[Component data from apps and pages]
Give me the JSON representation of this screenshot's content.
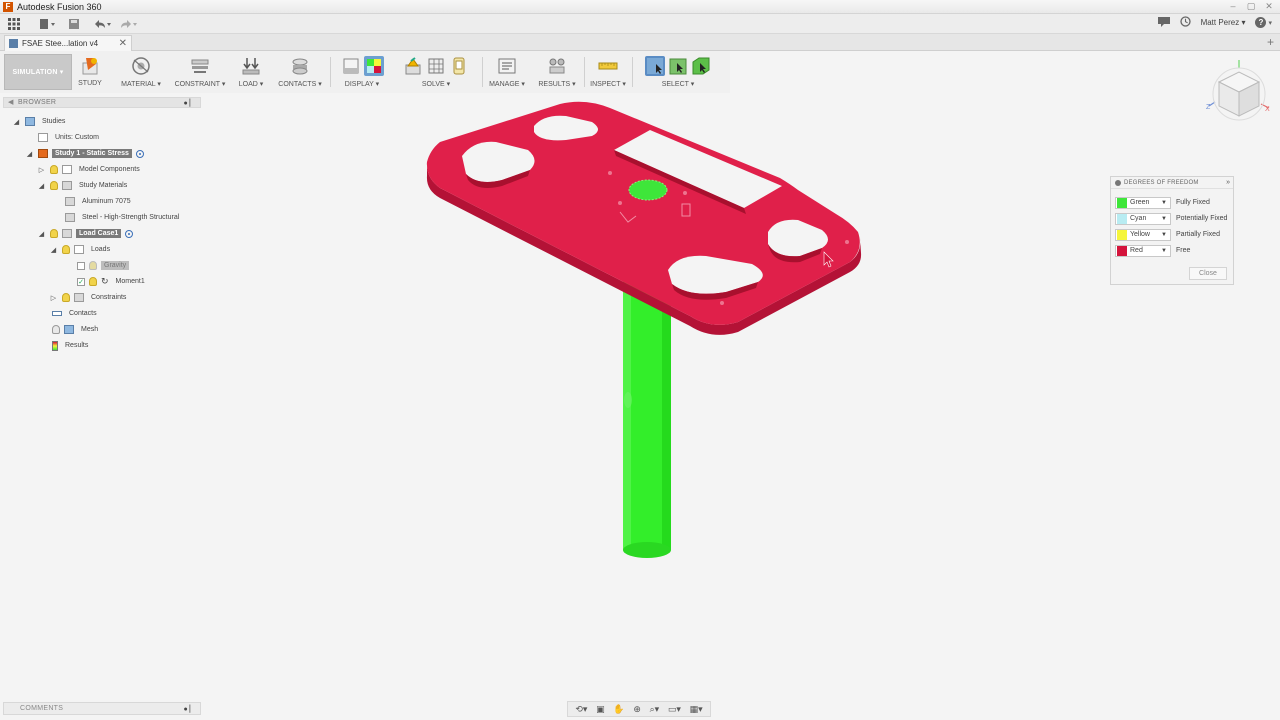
{
  "app": {
    "title": "Autodesk Fusion 360",
    "icon_letter": "F"
  },
  "qat": {
    "user": "Matt Perez ▾",
    "help": "?"
  },
  "document": {
    "tab_label": "FSAE Stee...lation v4",
    "close": "✕",
    "new_tab": "+"
  },
  "toolbar": {
    "workspace": "SIMULATION ▾",
    "groups": [
      {
        "label": "STUDY"
      },
      {
        "label": "MATERIAL ▾"
      },
      {
        "label": "CONSTRAINT ▾"
      },
      {
        "label": "LOAD ▾"
      },
      {
        "label": "CONTACTS ▾"
      },
      {
        "label": "DISPLAY ▾"
      },
      {
        "label": "SOLVE ▾"
      },
      {
        "label": "MANAGE ▾"
      },
      {
        "label": "RESULTS ▾"
      },
      {
        "label": "INSPECT ▾"
      },
      {
        "label": "SELECT ▾"
      }
    ]
  },
  "browser": {
    "header": "BROWSER",
    "nodes": [
      {
        "label": "Studies"
      },
      {
        "label": "Units: Custom"
      },
      {
        "label": "Study 1 - Static Stress"
      },
      {
        "label": "Model Components"
      },
      {
        "label": "Study Materials"
      },
      {
        "label": "Aluminum 7075"
      },
      {
        "label": "Steel - High-Strength Structural"
      },
      {
        "label": "Load Case1"
      },
      {
        "label": "Loads"
      },
      {
        "label": "Gravity"
      },
      {
        "label": "Moment1"
      },
      {
        "label": "Constraints"
      },
      {
        "label": "Contacts"
      },
      {
        "label": "Mesh"
      },
      {
        "label": "Results"
      }
    ]
  },
  "dof_panel": {
    "title": "DEGREES OF FREEDOM",
    "rows": [
      {
        "name": "Green",
        "color": "#3ee63a",
        "desc": "Fully Fixed"
      },
      {
        "name": "Cyan",
        "color": "#b8ecf2",
        "desc": "Potentially Fixed"
      },
      {
        "name": "Yellow",
        "color": "#f5f53a",
        "desc": "Partially Fixed"
      },
      {
        "name": "Red",
        "color": "#d4143c",
        "desc": "Free"
      }
    ],
    "close_label": "Close"
  },
  "comments": {
    "label": "COMMENTS"
  },
  "colors": {
    "plate_red": "#e0204a",
    "shaft_green": "#33ee2a",
    "accent_blue": "#3a6fb8"
  }
}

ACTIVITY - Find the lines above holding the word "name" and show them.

EXERCISE OUTPUT -
        "name": "Green",
        "name": "Cyan",
        "name": "Yellow",
        "name": "Red",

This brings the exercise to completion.